[Opening RECORDS TO PROCESS section]

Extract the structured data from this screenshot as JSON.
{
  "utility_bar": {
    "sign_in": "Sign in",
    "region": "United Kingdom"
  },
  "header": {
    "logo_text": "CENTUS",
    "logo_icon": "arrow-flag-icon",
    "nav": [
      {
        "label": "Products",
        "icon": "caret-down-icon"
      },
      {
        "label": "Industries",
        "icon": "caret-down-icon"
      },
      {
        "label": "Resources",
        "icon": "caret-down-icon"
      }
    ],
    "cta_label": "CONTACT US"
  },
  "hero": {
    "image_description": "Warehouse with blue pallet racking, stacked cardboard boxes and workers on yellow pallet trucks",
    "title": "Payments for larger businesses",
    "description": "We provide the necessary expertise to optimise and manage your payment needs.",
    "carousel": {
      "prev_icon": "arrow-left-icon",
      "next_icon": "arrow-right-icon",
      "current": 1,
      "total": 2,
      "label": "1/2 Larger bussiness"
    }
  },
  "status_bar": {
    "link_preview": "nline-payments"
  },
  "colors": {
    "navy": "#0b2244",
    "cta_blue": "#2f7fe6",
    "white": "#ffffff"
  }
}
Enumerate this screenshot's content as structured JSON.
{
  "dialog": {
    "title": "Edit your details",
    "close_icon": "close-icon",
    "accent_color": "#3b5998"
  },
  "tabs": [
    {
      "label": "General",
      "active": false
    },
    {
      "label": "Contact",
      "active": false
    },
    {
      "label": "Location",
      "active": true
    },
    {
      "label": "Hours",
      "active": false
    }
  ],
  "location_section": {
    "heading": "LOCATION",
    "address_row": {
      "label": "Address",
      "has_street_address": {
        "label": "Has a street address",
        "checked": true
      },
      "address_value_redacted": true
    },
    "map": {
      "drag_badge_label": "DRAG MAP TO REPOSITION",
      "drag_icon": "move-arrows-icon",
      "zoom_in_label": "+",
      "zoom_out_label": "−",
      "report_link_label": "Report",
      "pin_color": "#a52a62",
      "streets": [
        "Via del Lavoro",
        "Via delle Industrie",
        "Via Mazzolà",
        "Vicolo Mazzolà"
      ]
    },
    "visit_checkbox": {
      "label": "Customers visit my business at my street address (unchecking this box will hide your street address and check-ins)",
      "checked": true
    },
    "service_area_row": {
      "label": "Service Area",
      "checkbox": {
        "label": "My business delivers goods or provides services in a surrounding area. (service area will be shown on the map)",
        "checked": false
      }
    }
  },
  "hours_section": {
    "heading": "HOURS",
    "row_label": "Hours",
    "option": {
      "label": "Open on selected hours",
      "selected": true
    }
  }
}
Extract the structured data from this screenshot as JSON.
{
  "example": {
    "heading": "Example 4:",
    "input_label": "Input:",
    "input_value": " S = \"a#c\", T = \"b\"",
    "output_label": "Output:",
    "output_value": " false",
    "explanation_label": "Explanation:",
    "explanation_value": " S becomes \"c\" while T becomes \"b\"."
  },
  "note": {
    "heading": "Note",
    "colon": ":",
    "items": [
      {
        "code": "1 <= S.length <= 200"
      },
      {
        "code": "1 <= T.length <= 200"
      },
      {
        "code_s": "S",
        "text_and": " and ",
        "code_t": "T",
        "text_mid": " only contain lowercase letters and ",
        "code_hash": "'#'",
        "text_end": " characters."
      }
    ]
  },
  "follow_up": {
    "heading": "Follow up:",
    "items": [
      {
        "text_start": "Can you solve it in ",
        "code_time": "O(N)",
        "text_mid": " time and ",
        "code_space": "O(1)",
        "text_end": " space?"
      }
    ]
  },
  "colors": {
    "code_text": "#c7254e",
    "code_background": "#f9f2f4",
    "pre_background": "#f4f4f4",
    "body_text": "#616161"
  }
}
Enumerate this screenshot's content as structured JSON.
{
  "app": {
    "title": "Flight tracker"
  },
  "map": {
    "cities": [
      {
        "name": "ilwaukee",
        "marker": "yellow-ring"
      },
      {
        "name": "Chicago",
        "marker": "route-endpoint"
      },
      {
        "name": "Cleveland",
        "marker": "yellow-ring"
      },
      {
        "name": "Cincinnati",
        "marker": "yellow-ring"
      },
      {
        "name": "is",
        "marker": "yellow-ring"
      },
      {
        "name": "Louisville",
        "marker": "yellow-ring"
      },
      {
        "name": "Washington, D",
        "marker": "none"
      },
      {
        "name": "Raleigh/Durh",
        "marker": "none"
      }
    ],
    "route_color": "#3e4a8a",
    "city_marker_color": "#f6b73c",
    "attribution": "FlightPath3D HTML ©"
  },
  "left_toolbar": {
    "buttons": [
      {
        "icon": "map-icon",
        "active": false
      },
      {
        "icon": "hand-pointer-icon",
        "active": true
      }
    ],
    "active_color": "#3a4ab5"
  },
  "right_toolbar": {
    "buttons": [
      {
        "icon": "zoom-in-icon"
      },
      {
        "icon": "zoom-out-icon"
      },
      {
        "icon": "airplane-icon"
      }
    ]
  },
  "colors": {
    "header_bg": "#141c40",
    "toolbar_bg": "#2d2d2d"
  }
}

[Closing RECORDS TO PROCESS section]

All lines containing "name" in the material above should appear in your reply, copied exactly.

        "name": "ilwaukee",
        "name": "Chicago",
        "name": "Cleveland",
        "name": "Cincinnati",
        "name": "is",
        "name": "Louisville",
        "name": "Washington, D",
        "name": "Raleigh/Durh",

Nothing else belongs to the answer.